  6. Brush tarts with egg wash to glaze and stick a clove into it. Place in preheated oven for 25-30 minutes or until golden brown. When done, cool on rack before storing airtight.

Rub In Method:
  1. Preheat oven to 170c. Line baking tray/sheet with greaseproof paper
  2. Whisk the first 6 ingredients together in a large mixing bowl until well blended. Add butter cubes and rub them in with your fingertips or a pastry blender, until the mixture resembles fine breadcrumbs.
  3. Whisk egg yolks, vanilla and water together and add to butter-dough mix from step 1. Mix using a spatula and form into a ball. Knead lightly for 5 seconds, then divide into 3 portions. Wrap in plastic wrap and chill in refrigerator for 1 hour.
  4. Follow steps 5-6 of creaming method above

Makes about 40-45 tarts. Note that you would still have some leftover jam. Use the pineapple as you would normally use jam on toast for breakfast!
*Use 400g plain flour if you don't want the hassle of weighing so many different types of flour and powder! You can substitute plain flour and cornflour with 340g cake flour.

SHF  #9 - Nyonya Pineapple Tarts
♥ Two Different Presentation of Nyonya Pineapple Tarts
There are basically three different ways of presenting a nyonya pineapple tart. The two most commonly seen are those as shown at Jo's recipe. I actually grew up on all-enclosed type of pineapple tarts that's why I am making mine into these cute little balls. Another reason is it's the easiest way to make the tarts looking professionally cute!

SHF  #9 - Nyonya Pineapple Tart - Open Style
♥ Cute Mini Pineapple Tarts
I have actually wanted to try making pineapple tart, open-styled but had found it hard without a proper pineapple tart mould. Then I thought why not make the pineapple tart to appear more tart-like (er?) so I took the pastry dough and press them into my mini muffin pan (greased and flour). Bake in oven without the jam for 10min. Remove from oven, add jam and cute pastry top design if you like. I roll out the pastry dough into thin long log and shape them into heart shape. I have also done a criss-cross design. Brush with egg wash to glaze and return to oven for a further 15-20 minutes or until golden brown.

SHF  #9 - Section of Creaming Method Nyonya Pineapple Tart
♥ Open-styled Pineapple Tarts
So here's a cross-section of my more tart-like pineapple tart. I think I have been a little skimpy with the jam but trust you need only a tiny bit of jam to accompany the sweet pastry.
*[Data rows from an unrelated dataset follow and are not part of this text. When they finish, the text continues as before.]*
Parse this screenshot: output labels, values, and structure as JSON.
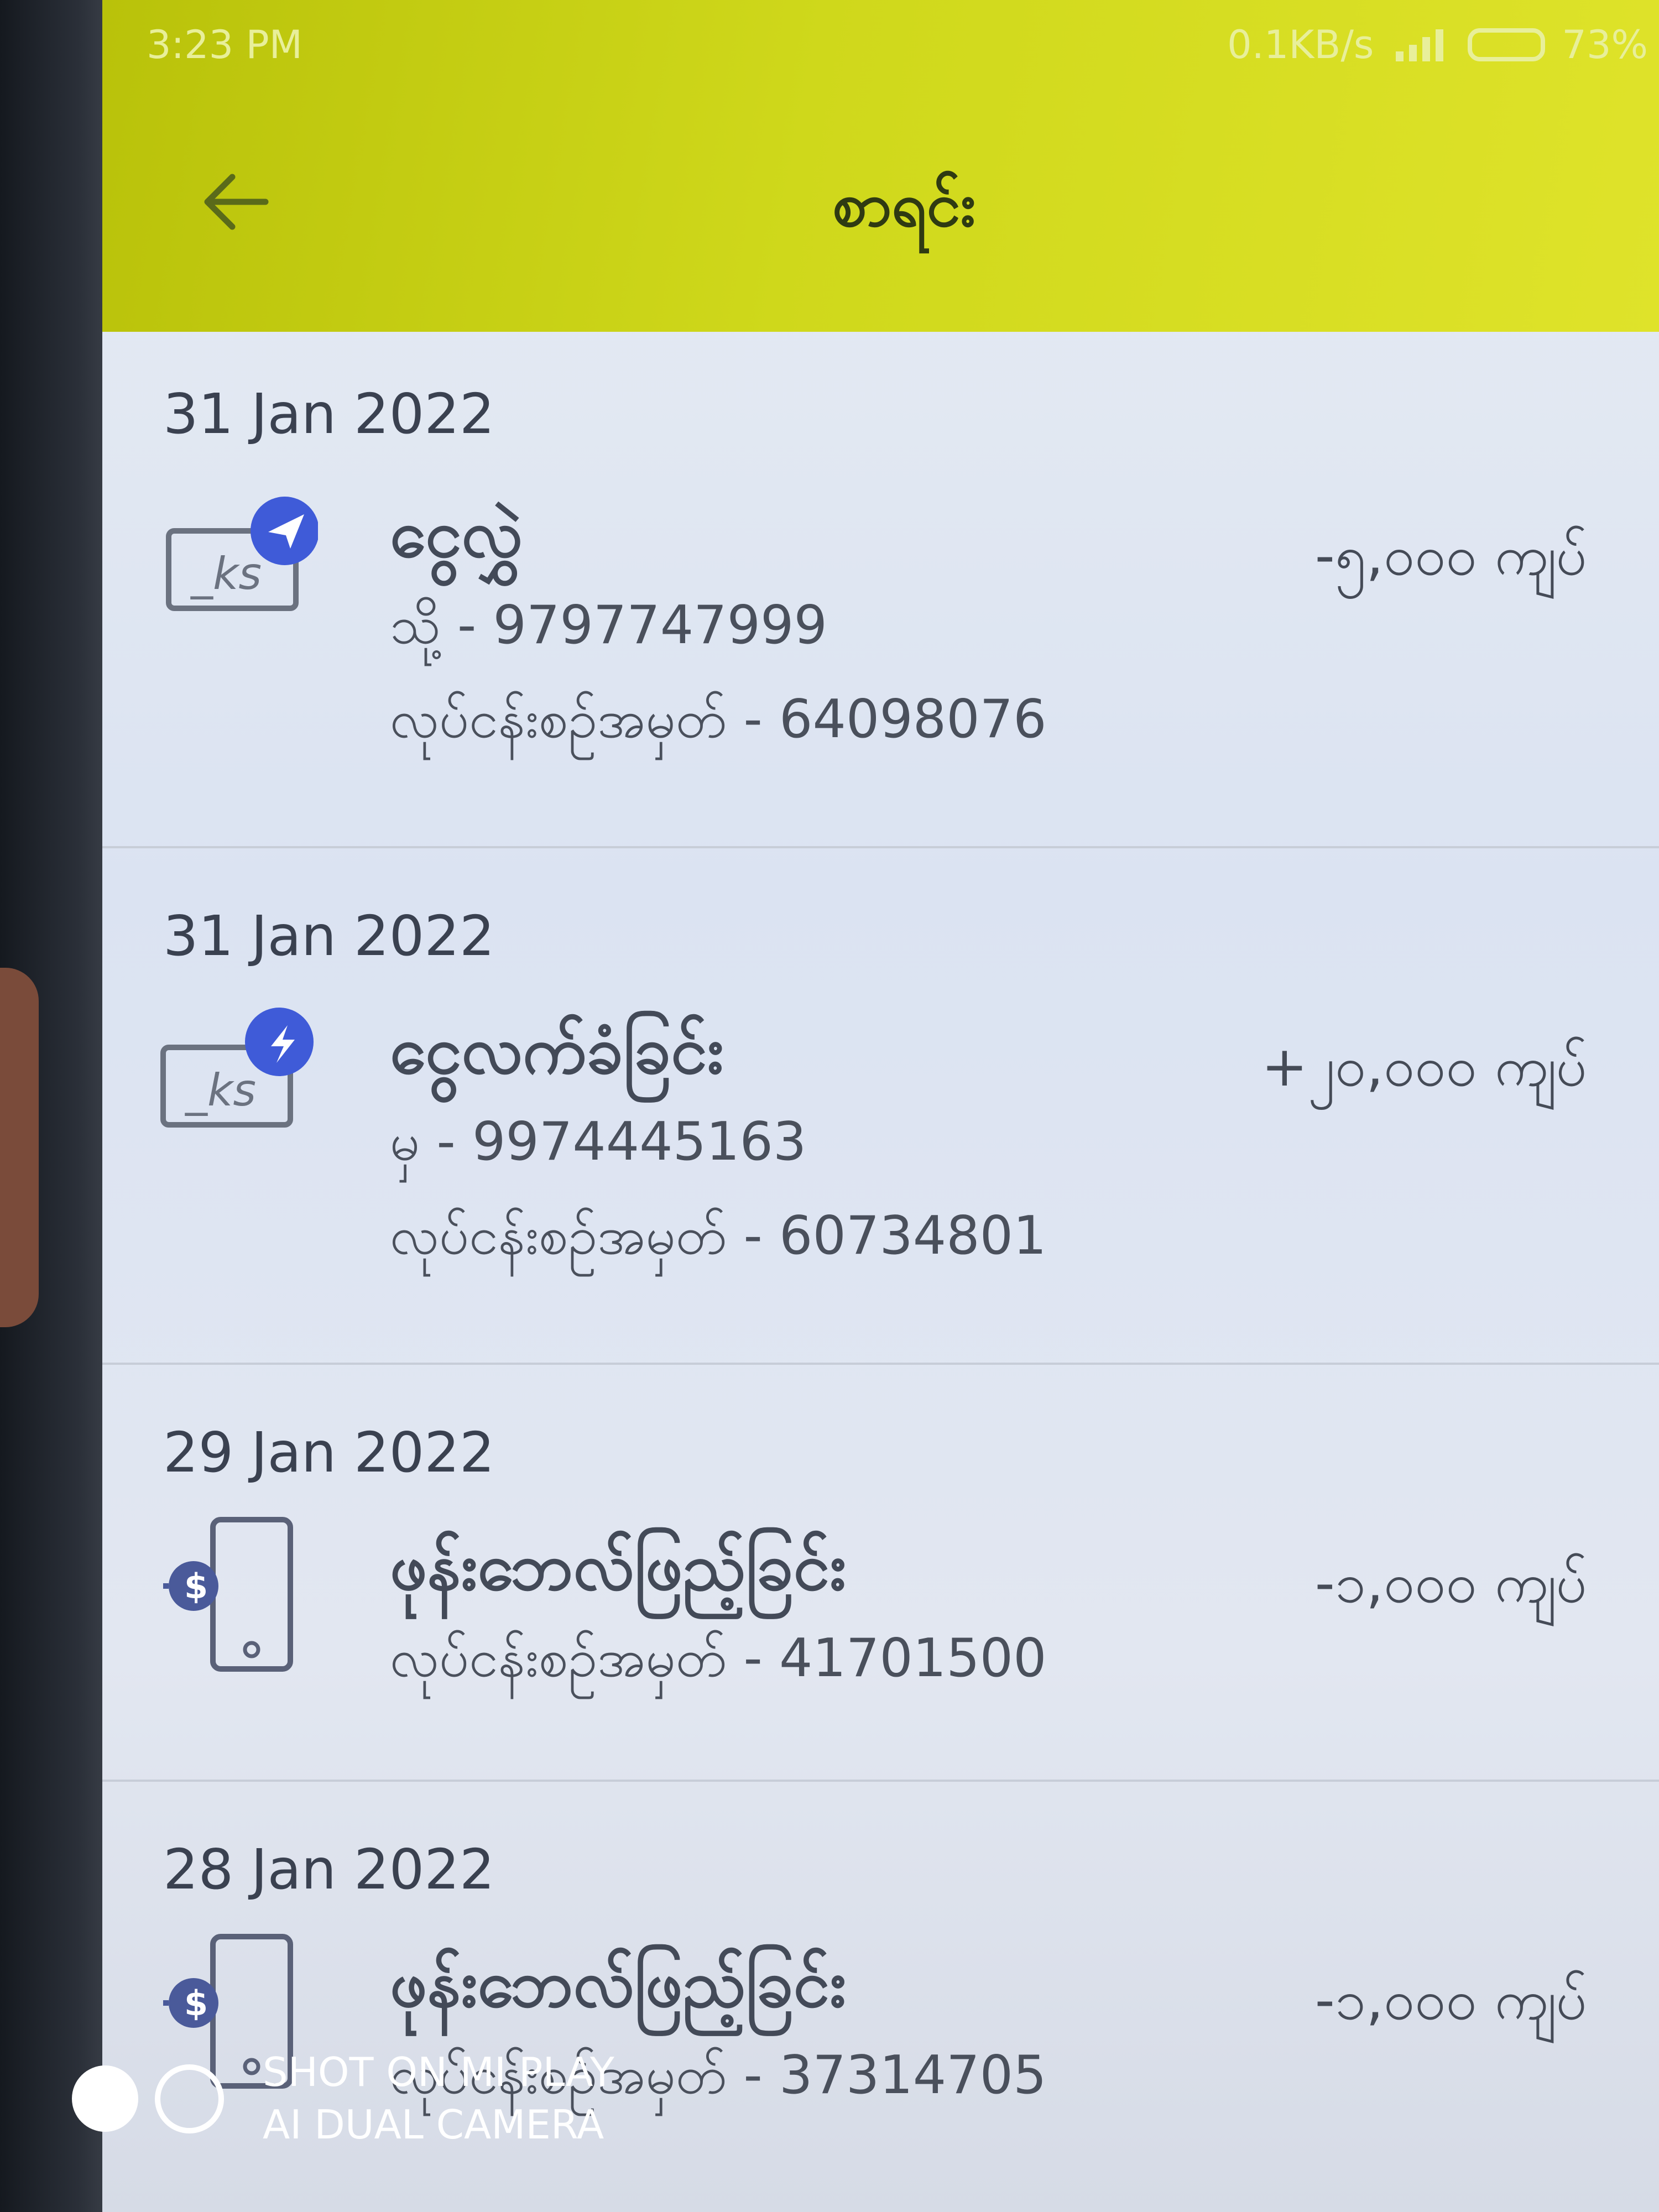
{
  "status_bar": {
    "time": "3:23 PM",
    "speed": "0.1KB/s",
    "battery": "73%"
  },
  "header": {
    "back_icon": "arrow-left-icon",
    "title": "စာရင်း"
  },
  "transactions": [
    {
      "date": "31 Jan 2022",
      "icon": "ks-send-icon",
      "title": "ငွေလွှဲ",
      "line1": "သို့ - 9797747999",
      "line2": "လုပ်ငန်းစဉ်အမှတ် - 64098076",
      "amount": "-၅,၀၀၀ ကျပ်"
    },
    {
      "date": "31 Jan 2022",
      "icon": "ks-receive-icon",
      "title": "ငွေလက်ခံခြင်း",
      "line1": "မှ - 9974445163",
      "line2": "လုပ်ငန်းစဉ်အမှတ် - 60734801",
      "amount": "+၂၀,၀၀၀ ကျပ်"
    },
    {
      "date": "29 Jan 2022",
      "icon": "phone-topup-icon",
      "title": "ဖုန်းဘေလ်ဖြည့်ခြင်း",
      "line1": "လုပ်ငန်းစဉ်အမှတ် - 41701500",
      "amount": "-၁,၀၀၀ ကျပ်"
    },
    {
      "date": "28 Jan 2022",
      "icon": "phone-topup-icon",
      "title": "ဖုန်းဘေလ်ဖြည့်ခြင်း",
      "line1": "လုပ်ငန်းစဉ်အမှတ် - 37314705",
      "amount": "-၁,၀၀၀ ကျပ်"
    }
  ],
  "watermark": {
    "line1": "SHOT ON MI PLAY",
    "line2": "AI DUAL CAMERA"
  },
  "colors": {
    "appbar": "#cfd81b",
    "accent": "#3f5bd8",
    "text": "#434a58"
  }
}
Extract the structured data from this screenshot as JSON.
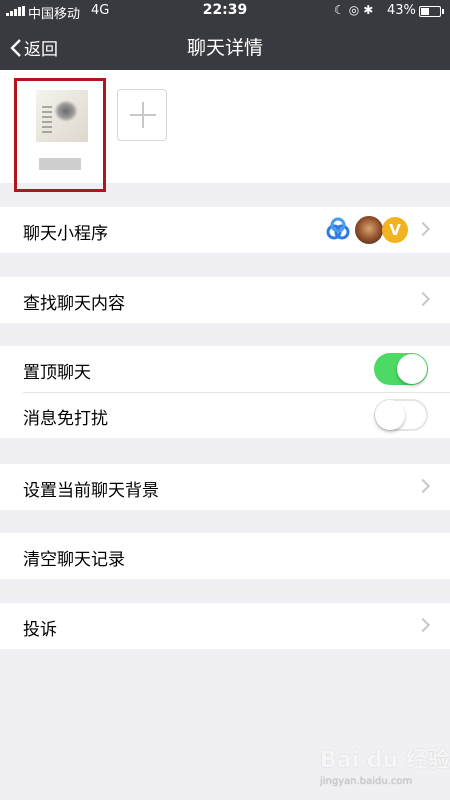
{
  "status_bar": {
    "carrier": "中国移动",
    "network": "4G",
    "time": "22:39",
    "battery_pct": "43%",
    "battery_level": 0.43
  },
  "nav": {
    "back_label": "返回",
    "title": "聊天详情"
  },
  "members": {
    "add_button_icon": "plus-icon"
  },
  "cells": {
    "mini_programs": "聊天小程序",
    "search_history": "查找聊天内容",
    "sticky_chat": "置顶聊天",
    "sticky_chat_on": true,
    "mute_notifications": "消息免打扰",
    "mute_notifications_on": false,
    "set_background": "设置当前聊天背景",
    "clear_history": "清空聊天记录",
    "report": "投诉"
  },
  "mini_program_icons": [
    "flower-app-icon",
    "hero-avatar-icon",
    "v-badge-icon"
  ],
  "mini_program_v_letter": "V",
  "watermark": {
    "brand": "Bai du 经验",
    "url": "jingyan.baidu.com"
  },
  "colors": {
    "nav_bg": "#393a3f",
    "toggle_on": "#4cd964",
    "highlight_border": "#b0161b",
    "page_bg": "#efeff4"
  }
}
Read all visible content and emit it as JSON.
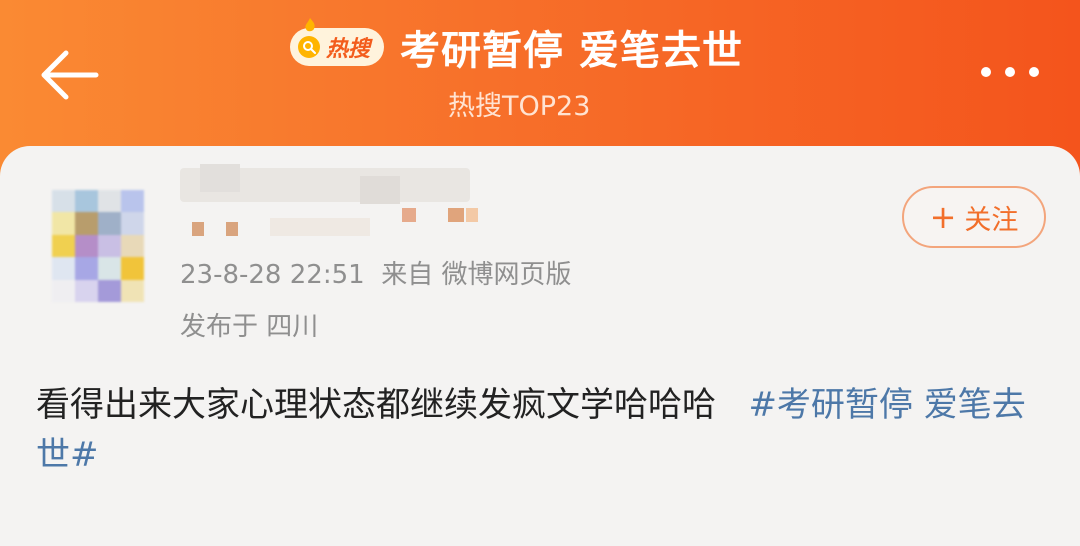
{
  "header": {
    "badge_label": "热搜",
    "title": "考研暂停 爱笔去世",
    "subtitle": "热搜TOP23"
  },
  "post": {
    "timestamp": "23-8-28 22:51",
    "source": "来自 微博网页版",
    "location": "发布于 四川",
    "follow_label": "关注",
    "text": "看得出来大家心理状态都继续发疯文学哈哈哈",
    "hashtag": "#考研暂停 爱笔去世#"
  },
  "colors": {
    "header_start": "#fa8a33",
    "header_end": "#f4541c",
    "follow": "#f26f2b",
    "hashtag": "#4d78a8"
  },
  "icons": [
    "back-arrow-icon",
    "hot-search-icon",
    "more-icon"
  ]
}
This particular tart is made using the creaming method and the pastry is very soft, tender and creamy.

SHF  #9 - Section of Rubbing In Method Nyonya Pineapple Tart
♥ All-enclosed Pineapple Tart
Here's the cross-section of the tiny pineapple tarts made using the rub-in method and the pastry is so much crunchier and more cookie-like. The 15g of pastry and 5g jam actually produces a fairly decent size of tarts. It took me three bites to finish. ShinChan can swallow one tart at a time without biting. I was tempted to make even smaller size tarts but scraped the idea. Just imagine about all the extra work and care I have to put in to weigh more jams and roll more tarts!

I am sorry my entry is a day late! I actually have all the photos ready but just didn't manage to find the time to write up the entry. I hope I still make it to SHF#9!

♥ Check back at Life in Flow for a full list of Tantalising Titillating Tempting Tarts!